Blustery winds bring outages, cold temps
Winds reaching up to 50 miles per hour Wednesday night and early Thursday left many local residents without power the next morning.

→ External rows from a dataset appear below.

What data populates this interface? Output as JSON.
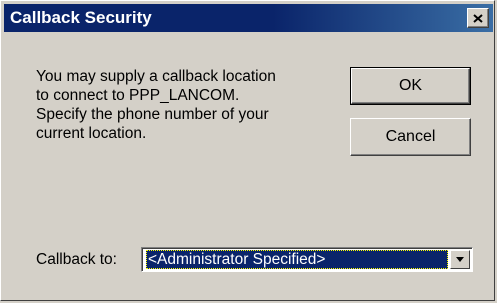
{
  "window": {
    "title": "Callback Security",
    "close_icon": "close-icon"
  },
  "message": {
    "lines": [
      "You may supply a callback location",
      "to connect to PPP_LANCOM.",
      "Specify the phone number of your",
      "current location."
    ]
  },
  "buttons": {
    "ok_label": "OK",
    "cancel_label": "Cancel"
  },
  "callback": {
    "label": "Callback to:",
    "selected_value": "<Administrator Specified>",
    "dropdown_icon": "chevron-down-icon"
  },
  "colors": {
    "titlebar": "#0a246a",
    "face": "#d4d0c8",
    "selection": "#0a246a"
  }
}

Now, the county is bracing for bitter cold.
“They had put up a wind advisory for our area, and that’s what it was,” said Pike County Emergency Management Agency Director Larry Davis. “The front came in with 50 mph winds.”
Several areas in Pike County saw power outages early Thursday morning, and some were still not turned out by late in the afternoon.
Troy’s Utilities General Manager James Flowers said the power outages hit six or seven different areas scattered within the city.
The earliest was reported at 5:30 a.m., and by 9:30 a.m. Flowers said they had all been repaired.
Chellie Phillips, spokeswoman for South Alabama Electric Cooperative, said about 3,000 to 4,000 homes were without power in Pike, Crenshaw and Coffee counties combined.
And, she said power officials were still working to get power turned on in some places by the end of the day Thursday.
“They started around 5:30 a.m., and they were mostly from trees on lines,” Phillips said. “We had several broken poles, and crews have been out since then.”
However, in Brundidge, utility employees said they did not have any reported power outages.
Flowers said the outages in Troy were also caused from wind breaking limbs onto power lines.
North Alabama had forecasts for snow in the coming day, but Davis and National Weather Service Meteorologist Tara Golden said they did not predict any snow for Pike County.
“As far as Troy goes, we’re not expecting anything winter weathery,” Golden said. “There is a chance of rain, but it should be clearing out overnight.”
Some precipitation was predicted through the night Thursday, but Golden said weather should clear up by today.
The next time there is a slight chance of snow is early in the week next week, but Golden said it’s too far away to tell for sure.
“But temperatures are well above freezing, so don’t expect anything,” Golden said.